Essay 2 of 2
Reading time: 5 mins
By Alice Austin
As specified in essay 1, Why quitting my job in London and moving to Berlin solved all of my problems, I now have lots of shiny new problems.
For example, yes, the term ‘heteronormative’ is bandied around like an insult, but does this mean I’ll end up 40 years old and in a polyamorous relationship with an elderly couple and a goat that identifies as trans?
Or yes! It’s so great how relaxed everyone is about time! But it’s hard to maintain that enthusiasm as I stare at the bottom of a second gin and tonic at 9:45pm, waiting for a friend to turn up at the ‘nine-ish?’ we agreed.
Or yes, the rule is there are no rules!!! But please, please enforce the smoking ban because all of my clothes smell appalling and my eyes hurt.
Here are a few new problems that have arisen since I quit my job in London and moved to Berlin:
Everyone is a flake
Like, 60% of the time, any plans you make won’t happen at all. It’s not uncommon for someone to cancel ten minutes before meeting, often with no explanation. In London this offense is punishable by sentence of Facebook deletion, however here you just move on and do something else.
This flakiness is contagious as you grow to expect being stood up. I usually will make 2 or 3 vague plans on a Saturday night, because statistically two of those will fall through, and because everyone is a flake no one minds if you don’t turn up. I mean, you can mind, but in your own time.
Dating is really weird
As mentioned in my previous essay, one of the plusses of moving out of London is the lack of pressure surrounding relationships and settling down.
It’s so great, I’m delighted that I can spend all my money on bratwurst and mini breaks instead of eating pot noodles for a year to get my little pinky on the London property ladder, but the other side of that is dating is really weird.
Relationship statuses you’ve never even heard of are dropped in conversation mid-date. Or the dude who looked pretty nice and normal on his profile turns up with a drug-induced tick and a single dreadlock and tries to convince you that in fact everybody is bisexual, we just don’t know it yet. Or you’ll go on a few dates, it goes well, they invite you round for dinner on a Saturday night and make you …a tuna sandwich.
Partying has no deadline
London: 6pm on a Friday rolls around and you know that you have an 8-hour window to get as shit-faced as possible. You’ll go to the pub after work with your colleagues, get a couple of rounds in, Uber it to another pub to meet your actual mates, get some shots in, if you’re feeling crazy you’ll head to da clüb and by the time 3am rolls around you are well and truly destroyed. You no longer serve any purpose as a human being and someone puts you in an Uber home.
You wake up the next morning at a respectable 11am, WhatsApp your mates a pic of yourself looking hungover and confused, have a bacon sandwich, shower and Bob’s your Uncle. You even make it to a farmer’s market by 2pm and can look other people in the eye like you’re an actual person.
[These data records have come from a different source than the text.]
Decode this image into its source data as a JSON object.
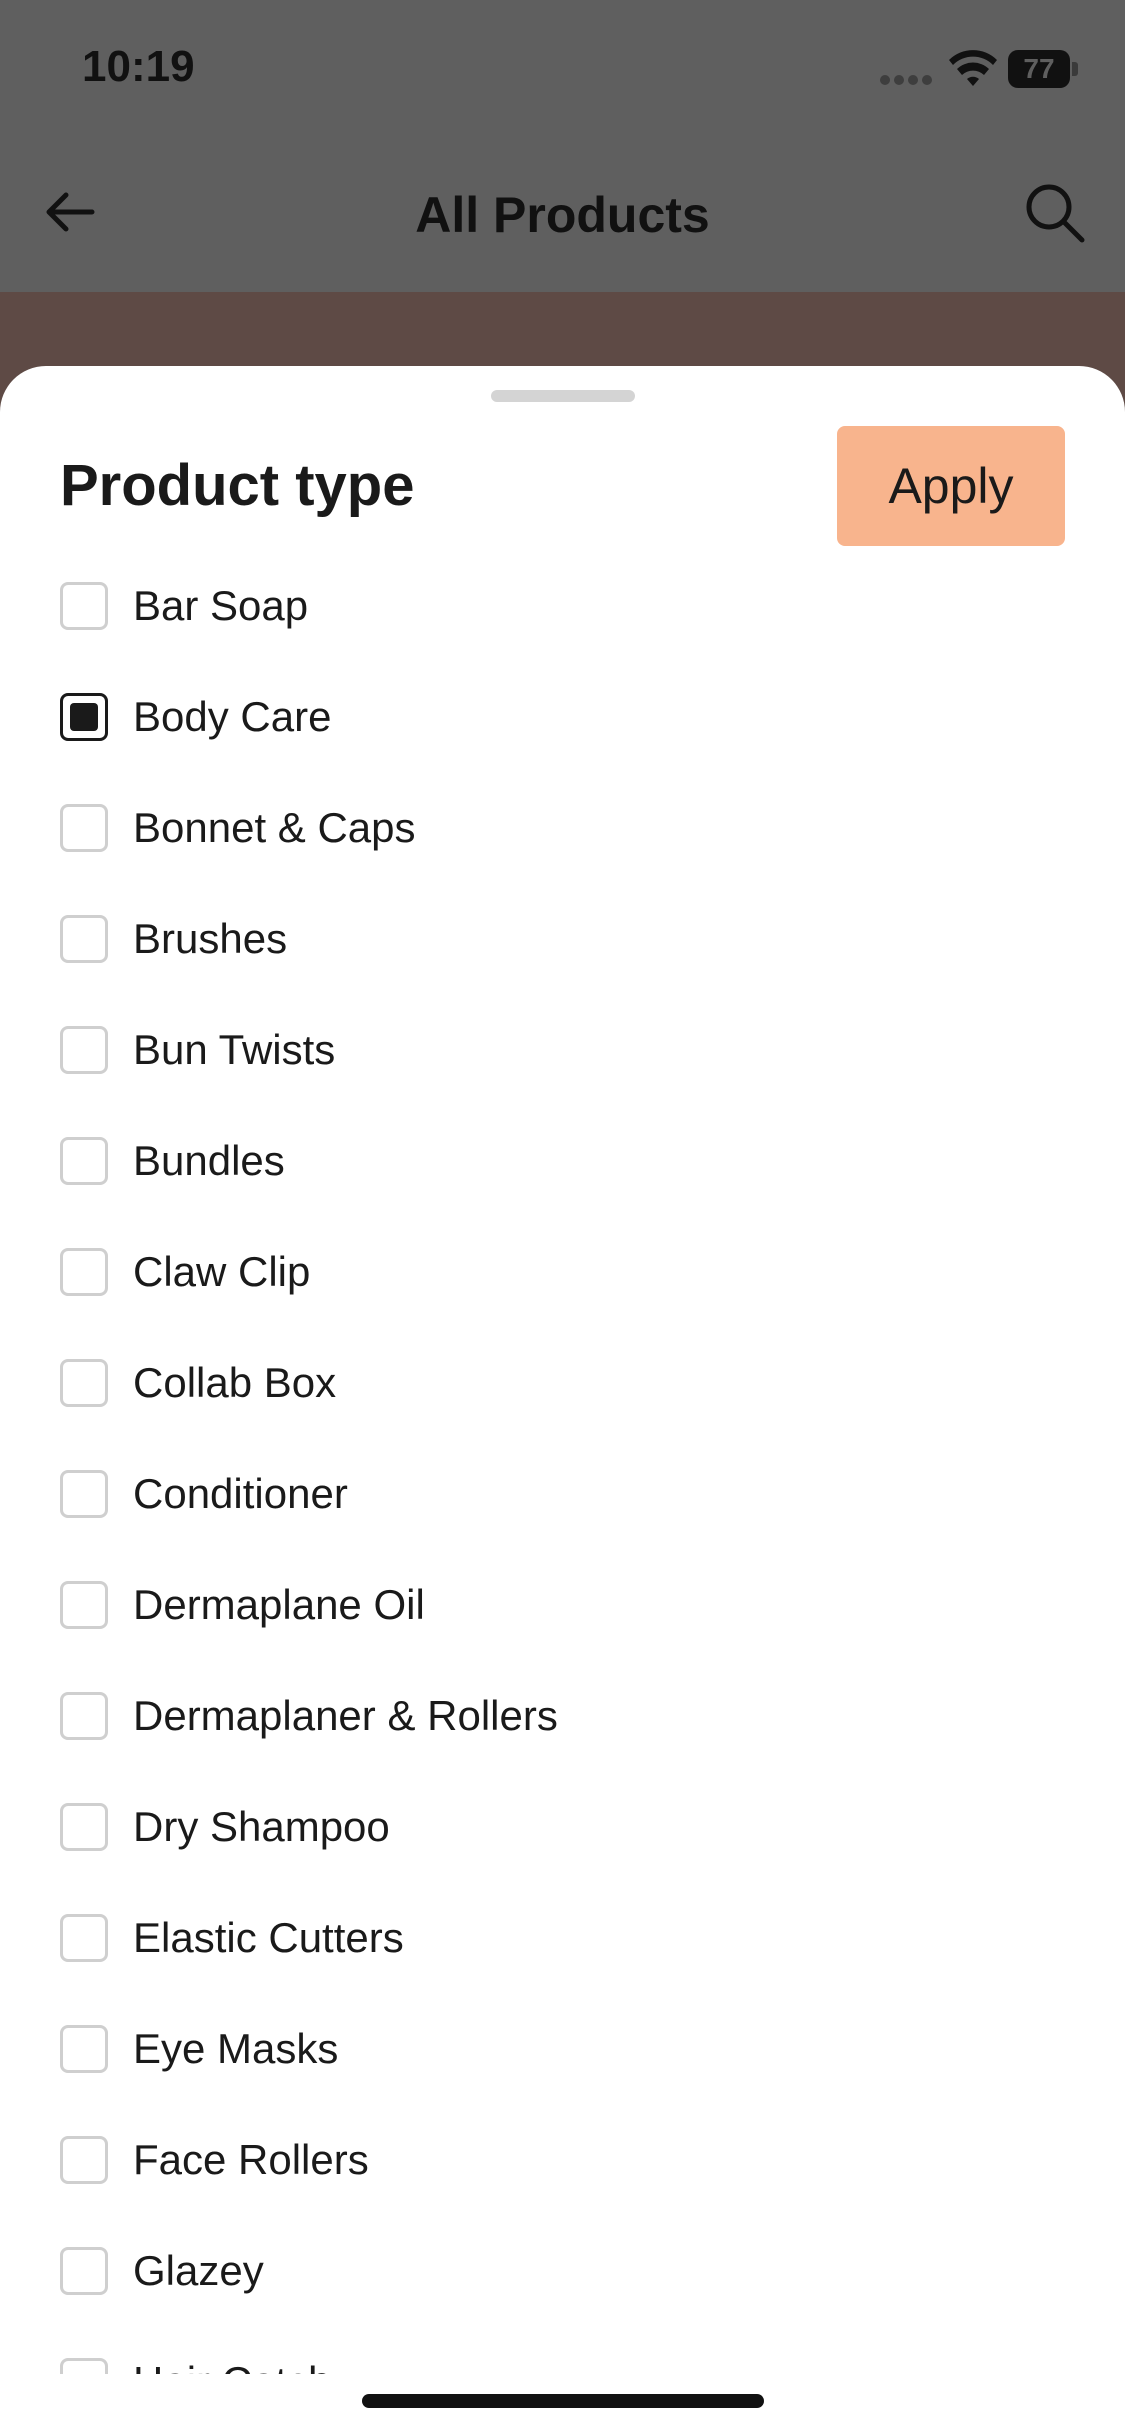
{
  "status": {
    "time": "10:19",
    "battery": "77"
  },
  "nav": {
    "title": "All Products"
  },
  "sheet": {
    "title": "Product type",
    "apply_label": "Apply",
    "accent_color": "#f8b48d",
    "options": [
      {
        "label": "Bar Soap",
        "checked": false
      },
      {
        "label": "Body Care",
        "checked": true
      },
      {
        "label": "Bonnet & Caps",
        "checked": false
      },
      {
        "label": "Brushes",
        "checked": false
      },
      {
        "label": "Bun Twists",
        "checked": false
      },
      {
        "label": "Bundles",
        "checked": false
      },
      {
        "label": "Claw Clip",
        "checked": false
      },
      {
        "label": "Collab Box",
        "checked": false
      },
      {
        "label": "Conditioner",
        "checked": false
      },
      {
        "label": "Dermaplane Oil",
        "checked": false
      },
      {
        "label": "Dermaplaner & Rollers",
        "checked": false
      },
      {
        "label": "Dry Shampoo",
        "checked": false
      },
      {
        "label": "Elastic Cutters",
        "checked": false
      },
      {
        "label": "Eye Masks",
        "checked": false
      },
      {
        "label": "Face Rollers",
        "checked": false
      },
      {
        "label": "Glazey",
        "checked": false
      },
      {
        "label": "Hair Catch",
        "checked": false
      }
    ]
  }
}
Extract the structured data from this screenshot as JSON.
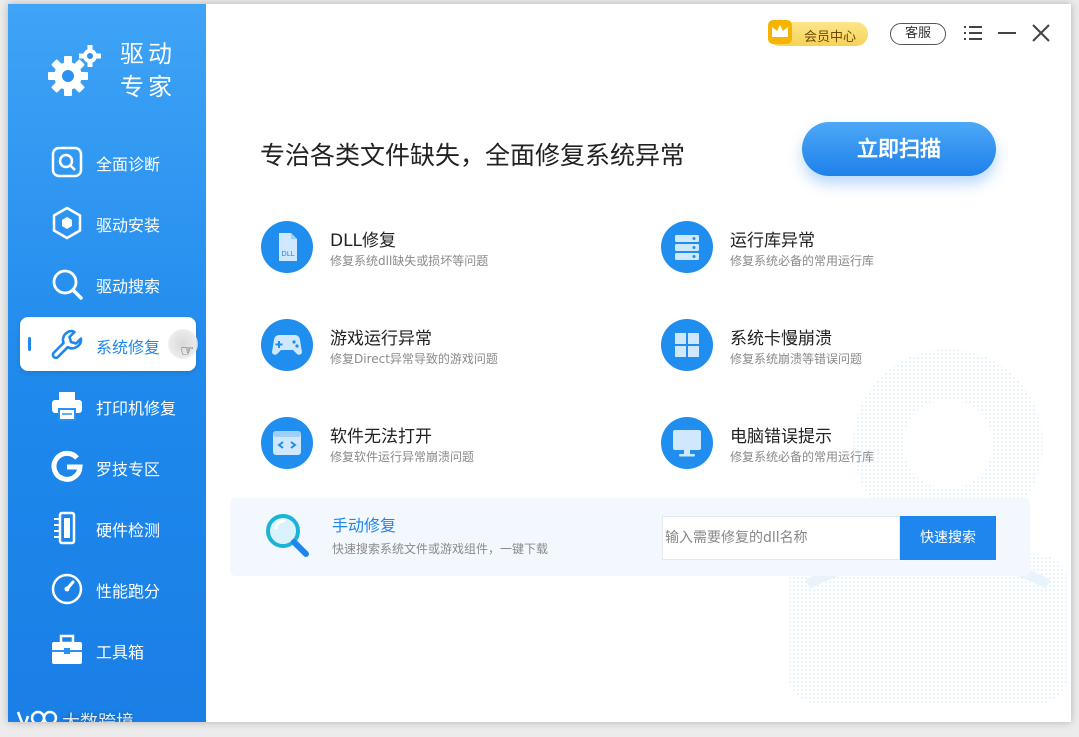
{
  "app": {
    "name_line1": "驱动",
    "name_line2": "专家"
  },
  "titlebar": {
    "vip_label": "会员中心",
    "service_label": "客服",
    "menu_icon": "menu-icon",
    "minimize_icon": "minimize-icon",
    "close_icon": "close-icon"
  },
  "sidebar": {
    "active_index": 3,
    "items": [
      {
        "label": "全面诊断",
        "icon": "diagnosis-icon"
      },
      {
        "label": "驱动安装",
        "icon": "driver-install-icon"
      },
      {
        "label": "驱动搜索",
        "icon": "driver-search-icon"
      },
      {
        "label": "系统修复",
        "icon": "wrench-icon"
      },
      {
        "label": "打印机修复",
        "icon": "printer-icon"
      },
      {
        "label": "罗技专区",
        "icon": "logitech-icon"
      },
      {
        "label": "硬件检测",
        "icon": "hardware-icon"
      },
      {
        "label": "性能跑分",
        "icon": "gauge-icon"
      },
      {
        "label": "工具箱",
        "icon": "toolbox-icon"
      }
    ]
  },
  "main": {
    "headline": "专治各类文件缺失，全面修复系统异常",
    "scan_button": "立即扫描",
    "features": [
      {
        "title": "DLL修复",
        "desc": "修复系统dll缺失或损坏等问题",
        "icon": "dll-file-icon"
      },
      {
        "title": "运行库异常",
        "desc": "修复系统必备的常用运行库",
        "icon": "runtime-icon"
      },
      {
        "title": "游戏运行异常",
        "desc": "修复Direct异常导致的游戏问题",
        "icon": "gamepad-icon"
      },
      {
        "title": "系统卡慢崩溃",
        "desc": "修复系统崩溃等错误问题",
        "icon": "windows-icon"
      },
      {
        "title": "软件无法打开",
        "desc": "修复软件运行异常崩溃问题",
        "icon": "app-window-icon"
      },
      {
        "title": "电脑错误提示",
        "desc": "修复系统必备的常用运行库",
        "icon": "monitor-icon"
      }
    ],
    "manual": {
      "title": "手动修复",
      "desc": "快速搜索系统文件或游戏组件，一键下载",
      "search_placeholder": "输入需要修复的dll名称",
      "search_button": "快速搜索"
    }
  },
  "watermark": {
    "text": "大数跨境"
  },
  "colors": {
    "accent": "#1f86ee",
    "sidebar_top": "#3fa4f6",
    "sidebar_bottom": "#1a7fe6",
    "vip_gold": "#f7d257"
  }
}
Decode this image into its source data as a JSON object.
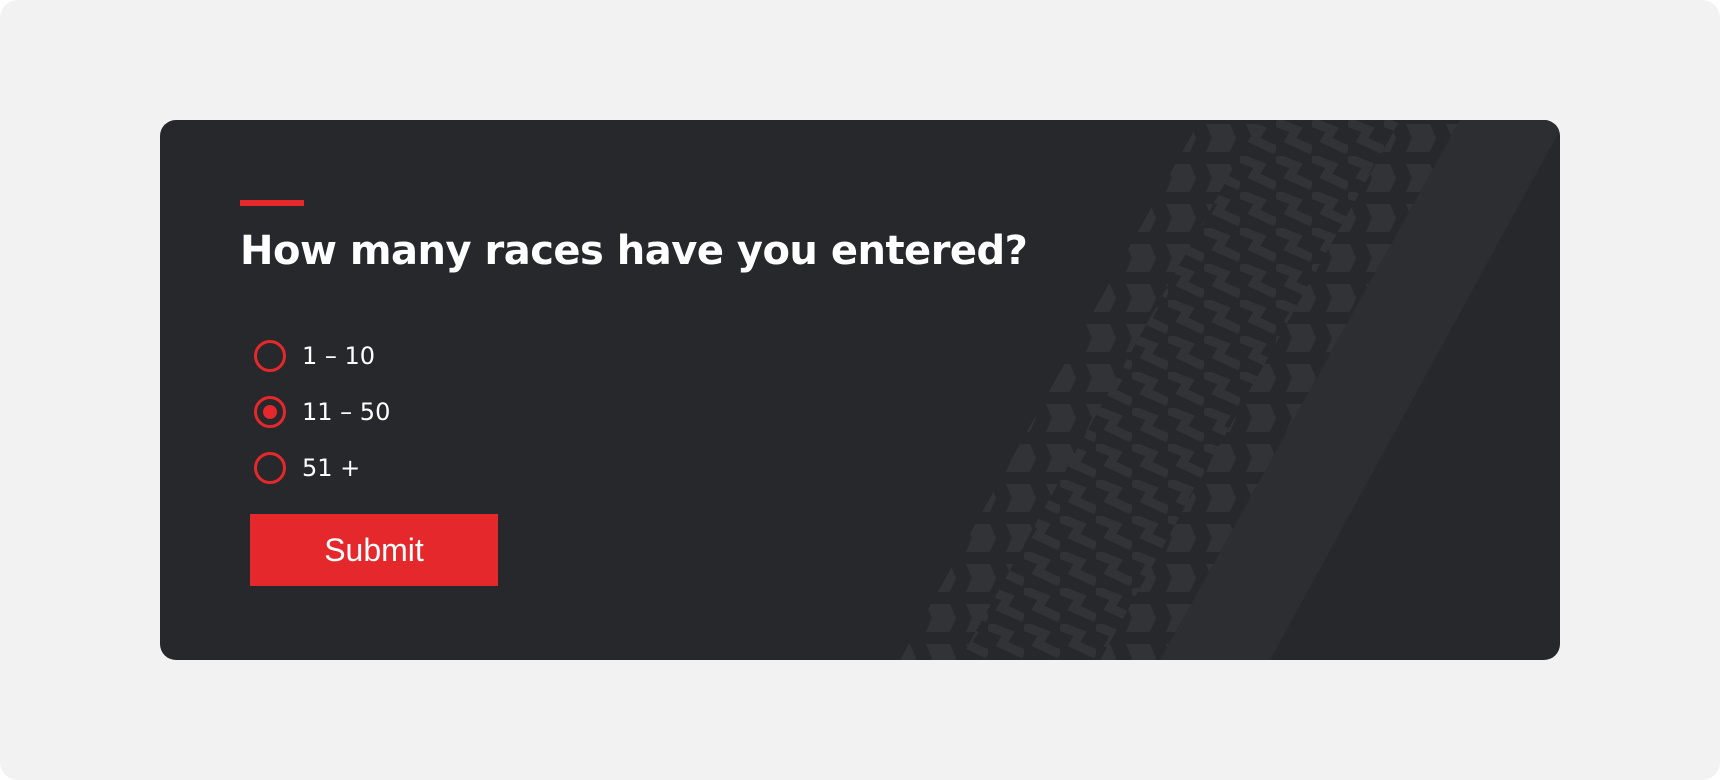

Berlin: 4pm on Freitag rolls around. I’ll go to the gym, make dinner and do my laundry. Watch an episode or two of Sopranos and fight the urge to fall asleep. I’ll head out to meet a friend at “10-ish” and order my first drink, knowing full well that I need to pace myself because our friend is DJ-ing at 6am and we need to be there for moral support.
I’ll emerge from da clüb, blinking and confused, at 8am (if I’m lucky) on Samstag morgen and wobble home on my bike. I’ll set my alarm for 2pm that day to try and see some sunlight, and then put it on snooze until 4pm, eventually resigning myself to the fact that I will be jetlagged for the rest of the week. No pretending to be an actual person today, Alice. Not today.
There’s no smoking ban
Remember how outraged we were in 2006? How dare Gordon Brown introduce a smoking ban! And on train platforms? What’s the point, it’s the open air! I’m going to have to smell everyone’s farts in pubs now!
I take it back, Gordon Brown. The smoking ban is wonderful, and having to endure hours sitting in dark, smoky bars in Berlin is actual torture. After ten minutes being in one of those dank crap-shacks my eyes start to dry out and burn and an aggressive lethargy enshrouds me as I strain to hear my friend speak over minimalist techno.
Then I get home and have to throw everything in the wash even if it’s just been washed because everything – everything – even your skin and your shoes, stinks of smoke.
Oh, take me back to balmy London, with its weak, whiny winters that make everybody grumble affectionately about how it’s a ‘bit nips’ but quickly forget about it when we’re in a nice pub and it’s 7 degrees outside.
Christ lord. Shit gets ARCTIC here. My whingey little British bod wasn’t prepared for the straight up drama of Berlin winter. Minus 12! I didn’t even know what that felt like until it happened, and I’ve forgotten again now because my brain can’t handle it. No one goes out for a drink unless the bar is right next to an U-Bahn station, and if you think I’m journeying more than 10 minutes from my house, not only are you wrong, but you’re a bastard for asking.